By means of a Kierkegaardian critique of postmodernism, Ronald L. Hall argues that the postmodernist flirtation with Kierkegaard ignores the existential import of his thought. Word and Spirit offers a novel interpretation of Kierkegaard's conception of the self, according to which spirit is essentially linked to the speech act. In an extended interpretation of Kierkegaard's Either/Or, Hall uses insights from Austin, Wittgenstein, Polanyi, and Poteat to fill out and explicate Kierkegaard's views in the context of modern language philosophy. (...) The enriched concept of the speech act represented by the Hebrew idea of dabhar frames Hall's critique of irony, romanticism, Don Giovanni, Faust, the demonic, music, and ultimately, postmodernisim in a Kierkegaardian mode. The result of the modern suspicion of speech, Hall concludes, is a demonic, musical spiritlessness. (shrink)

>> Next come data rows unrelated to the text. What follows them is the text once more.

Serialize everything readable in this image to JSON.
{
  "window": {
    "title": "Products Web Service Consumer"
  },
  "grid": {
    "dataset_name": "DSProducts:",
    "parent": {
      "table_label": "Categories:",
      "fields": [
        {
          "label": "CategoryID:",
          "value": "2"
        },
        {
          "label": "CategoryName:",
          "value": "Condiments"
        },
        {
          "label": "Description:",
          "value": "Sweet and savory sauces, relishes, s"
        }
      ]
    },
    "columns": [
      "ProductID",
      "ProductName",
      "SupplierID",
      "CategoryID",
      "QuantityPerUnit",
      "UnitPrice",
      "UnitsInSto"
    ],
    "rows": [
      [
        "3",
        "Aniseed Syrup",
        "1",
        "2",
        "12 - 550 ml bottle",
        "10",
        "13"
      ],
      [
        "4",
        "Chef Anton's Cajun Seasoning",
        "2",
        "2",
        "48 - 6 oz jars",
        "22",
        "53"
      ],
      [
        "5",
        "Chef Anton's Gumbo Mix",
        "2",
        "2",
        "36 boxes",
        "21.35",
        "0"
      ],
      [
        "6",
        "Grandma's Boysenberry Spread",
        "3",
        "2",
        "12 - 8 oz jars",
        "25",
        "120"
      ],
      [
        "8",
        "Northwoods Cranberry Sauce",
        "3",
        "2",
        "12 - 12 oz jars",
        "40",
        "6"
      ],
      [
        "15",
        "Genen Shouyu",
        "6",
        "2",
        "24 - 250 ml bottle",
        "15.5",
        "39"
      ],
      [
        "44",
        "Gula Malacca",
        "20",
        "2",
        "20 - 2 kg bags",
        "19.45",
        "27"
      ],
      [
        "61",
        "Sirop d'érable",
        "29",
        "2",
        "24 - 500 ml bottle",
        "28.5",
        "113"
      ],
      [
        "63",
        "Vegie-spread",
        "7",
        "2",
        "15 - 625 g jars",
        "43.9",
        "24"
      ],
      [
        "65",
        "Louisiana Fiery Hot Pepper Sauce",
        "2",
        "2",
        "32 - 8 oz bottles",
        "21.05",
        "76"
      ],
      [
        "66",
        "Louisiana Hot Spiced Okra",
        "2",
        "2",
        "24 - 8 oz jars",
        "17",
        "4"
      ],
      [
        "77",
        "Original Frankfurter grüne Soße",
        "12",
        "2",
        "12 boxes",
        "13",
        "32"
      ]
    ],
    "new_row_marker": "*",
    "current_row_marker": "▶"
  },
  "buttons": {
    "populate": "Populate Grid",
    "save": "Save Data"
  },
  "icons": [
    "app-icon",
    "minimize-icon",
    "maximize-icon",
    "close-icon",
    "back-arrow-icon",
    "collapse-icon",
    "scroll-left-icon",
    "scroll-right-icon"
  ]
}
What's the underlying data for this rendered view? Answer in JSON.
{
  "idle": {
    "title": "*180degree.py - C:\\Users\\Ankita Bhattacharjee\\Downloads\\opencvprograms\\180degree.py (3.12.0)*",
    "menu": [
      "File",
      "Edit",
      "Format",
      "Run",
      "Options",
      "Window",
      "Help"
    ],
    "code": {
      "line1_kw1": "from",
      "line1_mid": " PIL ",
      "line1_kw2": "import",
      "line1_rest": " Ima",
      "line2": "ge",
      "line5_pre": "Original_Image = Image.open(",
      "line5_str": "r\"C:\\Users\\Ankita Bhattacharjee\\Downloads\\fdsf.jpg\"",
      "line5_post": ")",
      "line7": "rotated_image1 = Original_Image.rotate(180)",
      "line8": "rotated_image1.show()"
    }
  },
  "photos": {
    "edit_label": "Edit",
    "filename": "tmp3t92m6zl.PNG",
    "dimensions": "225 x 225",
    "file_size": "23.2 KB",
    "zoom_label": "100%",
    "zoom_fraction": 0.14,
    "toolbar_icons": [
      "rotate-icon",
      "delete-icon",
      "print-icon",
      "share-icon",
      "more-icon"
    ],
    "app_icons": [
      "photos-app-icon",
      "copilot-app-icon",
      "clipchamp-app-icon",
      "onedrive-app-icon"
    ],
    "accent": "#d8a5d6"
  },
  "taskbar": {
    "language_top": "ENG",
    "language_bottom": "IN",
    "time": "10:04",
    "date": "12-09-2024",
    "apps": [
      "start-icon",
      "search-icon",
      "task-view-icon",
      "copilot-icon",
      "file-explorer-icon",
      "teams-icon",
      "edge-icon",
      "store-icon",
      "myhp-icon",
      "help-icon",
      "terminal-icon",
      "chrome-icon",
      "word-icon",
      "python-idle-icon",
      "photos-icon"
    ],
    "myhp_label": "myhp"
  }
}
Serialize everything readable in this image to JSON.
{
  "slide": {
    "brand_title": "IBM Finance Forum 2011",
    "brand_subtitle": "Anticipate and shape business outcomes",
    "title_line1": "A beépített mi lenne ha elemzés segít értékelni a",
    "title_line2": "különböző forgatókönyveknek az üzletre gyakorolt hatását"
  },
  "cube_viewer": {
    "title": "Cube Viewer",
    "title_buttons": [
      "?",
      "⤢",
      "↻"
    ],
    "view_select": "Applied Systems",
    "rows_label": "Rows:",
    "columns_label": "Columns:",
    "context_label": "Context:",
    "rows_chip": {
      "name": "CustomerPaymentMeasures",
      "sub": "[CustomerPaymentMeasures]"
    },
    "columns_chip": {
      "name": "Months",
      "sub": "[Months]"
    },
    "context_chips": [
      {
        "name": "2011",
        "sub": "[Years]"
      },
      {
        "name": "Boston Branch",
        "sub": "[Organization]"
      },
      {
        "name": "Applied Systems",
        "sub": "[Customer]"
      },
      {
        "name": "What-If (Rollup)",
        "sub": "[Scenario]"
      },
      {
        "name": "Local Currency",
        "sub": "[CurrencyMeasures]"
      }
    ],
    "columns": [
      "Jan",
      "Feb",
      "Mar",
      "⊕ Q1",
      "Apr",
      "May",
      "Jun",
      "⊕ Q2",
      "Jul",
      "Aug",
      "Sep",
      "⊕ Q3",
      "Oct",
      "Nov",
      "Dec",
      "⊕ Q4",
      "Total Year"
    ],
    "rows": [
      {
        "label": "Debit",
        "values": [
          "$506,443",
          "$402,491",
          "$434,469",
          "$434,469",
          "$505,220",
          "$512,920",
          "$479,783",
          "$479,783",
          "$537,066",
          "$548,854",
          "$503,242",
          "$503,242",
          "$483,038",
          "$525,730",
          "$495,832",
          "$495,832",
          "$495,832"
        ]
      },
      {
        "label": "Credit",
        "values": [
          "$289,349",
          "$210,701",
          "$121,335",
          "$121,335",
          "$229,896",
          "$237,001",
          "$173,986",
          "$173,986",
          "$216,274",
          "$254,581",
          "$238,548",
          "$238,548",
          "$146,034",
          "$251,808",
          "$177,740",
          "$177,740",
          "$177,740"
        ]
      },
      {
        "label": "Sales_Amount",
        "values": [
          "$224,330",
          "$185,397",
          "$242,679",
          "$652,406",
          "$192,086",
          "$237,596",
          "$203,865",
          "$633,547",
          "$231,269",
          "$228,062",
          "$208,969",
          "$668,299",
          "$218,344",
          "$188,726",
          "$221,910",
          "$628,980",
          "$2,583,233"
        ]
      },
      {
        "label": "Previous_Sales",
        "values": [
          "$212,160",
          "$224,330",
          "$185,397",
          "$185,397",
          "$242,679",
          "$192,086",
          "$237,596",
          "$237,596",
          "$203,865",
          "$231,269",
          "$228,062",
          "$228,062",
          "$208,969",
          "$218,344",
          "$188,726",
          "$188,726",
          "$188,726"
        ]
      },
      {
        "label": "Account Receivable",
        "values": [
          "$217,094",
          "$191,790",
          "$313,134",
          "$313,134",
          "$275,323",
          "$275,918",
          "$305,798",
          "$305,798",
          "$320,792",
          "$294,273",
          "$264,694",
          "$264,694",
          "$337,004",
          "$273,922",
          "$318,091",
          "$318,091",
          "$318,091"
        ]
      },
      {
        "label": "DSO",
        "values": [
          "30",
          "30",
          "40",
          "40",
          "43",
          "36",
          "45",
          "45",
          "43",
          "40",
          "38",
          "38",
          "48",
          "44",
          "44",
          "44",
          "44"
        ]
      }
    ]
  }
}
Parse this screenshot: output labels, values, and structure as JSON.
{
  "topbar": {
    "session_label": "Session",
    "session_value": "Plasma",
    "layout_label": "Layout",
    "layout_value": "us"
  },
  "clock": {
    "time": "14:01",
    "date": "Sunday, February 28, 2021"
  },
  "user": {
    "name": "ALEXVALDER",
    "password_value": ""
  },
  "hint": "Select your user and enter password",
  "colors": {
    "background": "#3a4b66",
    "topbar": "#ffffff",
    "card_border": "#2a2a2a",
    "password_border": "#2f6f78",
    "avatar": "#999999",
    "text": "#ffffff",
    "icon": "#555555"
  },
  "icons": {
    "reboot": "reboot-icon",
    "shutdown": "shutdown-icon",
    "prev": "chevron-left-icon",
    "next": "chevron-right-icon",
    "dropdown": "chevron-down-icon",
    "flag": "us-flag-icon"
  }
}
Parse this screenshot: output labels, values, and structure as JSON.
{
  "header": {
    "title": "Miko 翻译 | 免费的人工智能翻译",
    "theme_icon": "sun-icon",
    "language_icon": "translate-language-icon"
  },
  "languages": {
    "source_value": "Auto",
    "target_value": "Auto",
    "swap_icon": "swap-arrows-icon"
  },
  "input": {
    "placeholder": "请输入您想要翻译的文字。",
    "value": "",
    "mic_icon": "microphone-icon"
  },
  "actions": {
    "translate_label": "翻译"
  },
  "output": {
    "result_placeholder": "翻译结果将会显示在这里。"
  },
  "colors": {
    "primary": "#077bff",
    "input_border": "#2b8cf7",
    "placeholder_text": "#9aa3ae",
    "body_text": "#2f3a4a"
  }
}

The requirement of randomization in experimental design was first stated by R. A. Fisher, statistician and geneticist, in 1925 in his book Statistical Methods for Research Workers. Earlier designs were systematic and involved the judgment of the experimenter; this led to possible bias and inaccurate interpretation of the data. Fisher's dictum was that randomization eliminates bias and permits a valid test of significance. Randomization in experimenting had been used by Charles Sanders Peirce in 1885 but the practice was not continued. (...) Fisher developed his concepts of randomizing as he considered the mathematics of small samples, in discussions with "Student," William Sealy Gosset. Fisher published extensively. His principles of experimental design were spread worldwide by the many "voluntary workers" who came from other institutions to Rothamsted Agricultural Station in England to learn Fisher's methods. (shrink)